At least the guys from Lev Tahor are dressed for the Canadian winter. Those fur hats make more sense in Chatham than they do in Bnei Brak.

But I think that the radical fringe like Lev Tahor and Neturei Karta are not regarded as main-stream Orthodox any more than the left wing stream in the "Open Orthodox" world.

Anonymous said...

look at rashi on tamar also chazal on michal yelling at dovid also the gemara about Kimchi.

You are right about Chanuka


Fred said...

I wish the concept of Tznius would begin to include gross materialism and massive conspicuous consumption. Our economy still sucks, but I've heard of many weddings and bar mitzvahs being held that are so over the top, in terms of cost and opulance that I want to scream. Hundreds of thousands of dollars for a wedding party, while many people can barely put food on the table. Its grotesque. And many of the people who drop fortunes on these affairs - which serve as vehicles to flaunt their wealth- would turn their noses at another religious Jew whose modesty levels don't match theirs.

The amount of social pressure this creates is horrendous, as people with far less money are pressured to confrom so they can keep up with the rich folk. Its a disgusting cycle of being selectively modest in monetary matters, and attempting to demonstrate one's piety by the blackness of their suits, stockings, sheitels, and the like.

RAM said...

Once, at a dorm meeting, I heard someone move to censure the dean of student affairs for his self-assertive gall. Self-assertive gall is part of what true tznius exists to combat.

ahg said...


I think you're right, that most of Orthodoxy, even more right wing communities like Lakewood do not regard Lev Tahor/NK as mainstream. However, where are the articles decrying this behavior in their periodicals? Where's the list of 62 RCA rabbis condemning these actions as being beyond the pale?

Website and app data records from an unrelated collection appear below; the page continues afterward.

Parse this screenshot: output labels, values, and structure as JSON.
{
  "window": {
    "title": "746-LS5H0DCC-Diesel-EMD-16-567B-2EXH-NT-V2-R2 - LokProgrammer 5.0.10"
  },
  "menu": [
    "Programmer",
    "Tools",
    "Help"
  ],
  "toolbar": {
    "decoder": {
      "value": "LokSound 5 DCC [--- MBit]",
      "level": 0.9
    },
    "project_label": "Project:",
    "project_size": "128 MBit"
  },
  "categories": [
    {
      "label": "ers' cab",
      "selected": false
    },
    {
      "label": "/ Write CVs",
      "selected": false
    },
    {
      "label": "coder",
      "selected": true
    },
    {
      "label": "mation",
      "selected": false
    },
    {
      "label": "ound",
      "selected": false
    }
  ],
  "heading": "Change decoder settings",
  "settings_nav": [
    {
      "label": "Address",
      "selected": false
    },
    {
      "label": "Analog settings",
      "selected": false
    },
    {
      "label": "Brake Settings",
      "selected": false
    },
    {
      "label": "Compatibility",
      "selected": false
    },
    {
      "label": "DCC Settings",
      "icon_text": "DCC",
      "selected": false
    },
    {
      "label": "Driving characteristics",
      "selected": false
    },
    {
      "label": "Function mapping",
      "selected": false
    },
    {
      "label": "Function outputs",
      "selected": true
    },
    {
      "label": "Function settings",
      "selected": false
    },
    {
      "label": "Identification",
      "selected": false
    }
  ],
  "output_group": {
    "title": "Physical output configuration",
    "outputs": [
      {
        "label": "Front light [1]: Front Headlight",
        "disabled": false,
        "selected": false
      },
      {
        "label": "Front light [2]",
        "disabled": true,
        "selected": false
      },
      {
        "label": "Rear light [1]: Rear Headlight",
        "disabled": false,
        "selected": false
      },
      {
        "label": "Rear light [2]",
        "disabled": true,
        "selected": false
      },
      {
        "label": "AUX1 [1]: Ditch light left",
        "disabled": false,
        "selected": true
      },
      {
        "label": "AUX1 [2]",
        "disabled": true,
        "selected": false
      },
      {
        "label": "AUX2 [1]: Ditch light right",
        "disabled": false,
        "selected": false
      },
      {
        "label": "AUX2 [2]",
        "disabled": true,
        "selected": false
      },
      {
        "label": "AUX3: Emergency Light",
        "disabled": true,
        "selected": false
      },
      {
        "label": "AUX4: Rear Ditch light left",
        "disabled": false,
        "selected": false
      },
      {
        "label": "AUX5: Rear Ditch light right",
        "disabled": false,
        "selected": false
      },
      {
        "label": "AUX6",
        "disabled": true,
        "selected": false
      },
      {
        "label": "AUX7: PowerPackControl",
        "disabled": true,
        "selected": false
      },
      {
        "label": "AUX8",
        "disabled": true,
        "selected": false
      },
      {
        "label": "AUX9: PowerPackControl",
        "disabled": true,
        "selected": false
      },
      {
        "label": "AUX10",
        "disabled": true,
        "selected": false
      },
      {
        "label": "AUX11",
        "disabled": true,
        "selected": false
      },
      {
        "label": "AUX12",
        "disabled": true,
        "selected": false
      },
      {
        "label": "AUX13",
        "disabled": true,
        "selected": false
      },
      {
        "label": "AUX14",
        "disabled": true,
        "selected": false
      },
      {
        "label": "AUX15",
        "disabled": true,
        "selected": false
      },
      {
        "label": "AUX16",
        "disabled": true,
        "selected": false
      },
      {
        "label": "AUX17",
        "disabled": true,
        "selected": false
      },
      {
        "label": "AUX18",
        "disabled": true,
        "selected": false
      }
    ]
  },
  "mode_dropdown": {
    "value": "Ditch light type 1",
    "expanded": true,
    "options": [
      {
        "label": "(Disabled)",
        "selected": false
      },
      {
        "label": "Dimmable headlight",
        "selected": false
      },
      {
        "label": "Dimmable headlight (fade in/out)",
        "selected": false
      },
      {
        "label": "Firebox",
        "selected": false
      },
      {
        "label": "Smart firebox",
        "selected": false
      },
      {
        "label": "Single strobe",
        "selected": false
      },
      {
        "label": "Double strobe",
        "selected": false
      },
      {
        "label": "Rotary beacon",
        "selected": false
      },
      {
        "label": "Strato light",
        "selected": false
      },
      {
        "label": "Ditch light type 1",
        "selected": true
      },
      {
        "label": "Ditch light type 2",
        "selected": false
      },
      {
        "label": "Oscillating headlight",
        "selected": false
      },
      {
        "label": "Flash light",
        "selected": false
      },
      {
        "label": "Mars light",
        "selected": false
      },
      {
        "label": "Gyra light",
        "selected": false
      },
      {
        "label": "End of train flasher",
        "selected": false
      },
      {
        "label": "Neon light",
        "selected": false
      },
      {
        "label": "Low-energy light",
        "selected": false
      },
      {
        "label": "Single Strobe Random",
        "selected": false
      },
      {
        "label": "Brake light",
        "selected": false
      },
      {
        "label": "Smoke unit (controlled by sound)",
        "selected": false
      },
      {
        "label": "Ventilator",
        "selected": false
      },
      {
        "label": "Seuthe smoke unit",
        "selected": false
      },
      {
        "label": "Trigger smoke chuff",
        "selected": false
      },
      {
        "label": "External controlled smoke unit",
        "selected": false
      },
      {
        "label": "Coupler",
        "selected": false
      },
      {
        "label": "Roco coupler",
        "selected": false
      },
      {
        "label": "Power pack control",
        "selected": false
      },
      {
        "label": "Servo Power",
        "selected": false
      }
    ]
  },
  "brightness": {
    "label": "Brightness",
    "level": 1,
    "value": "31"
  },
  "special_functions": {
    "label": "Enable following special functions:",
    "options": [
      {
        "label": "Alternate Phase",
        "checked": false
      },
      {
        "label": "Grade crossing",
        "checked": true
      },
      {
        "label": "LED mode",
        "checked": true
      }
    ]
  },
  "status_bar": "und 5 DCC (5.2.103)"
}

For some reason, they feel like they need to fight against the allure of increased modernism, for those who might find it attractive, but don't have any drive to fight against increased fanaticism even though that's also attractive to many.

Mr. Cohen said...

The root letters of the Hebrew word for modesty, Tzadi Nun Ayin, are only found twice in Tanach!

Ibn Ezra on Mishlei, chapter 11, verse 2, seems to define TZENUIM [modest people] as those who are [too] ashamed to do [sins] intentionally.

Rabbeinu Yonah on Mishlei, chapter 11, verse 2, mentions that speaking few words is one of the character trains of TZENUIM [modest people].

Metsudath David on Mishlei, chapter 11, verse 2, seems to define TZENUIM [modest people] as those who hide themselves because of their great humility.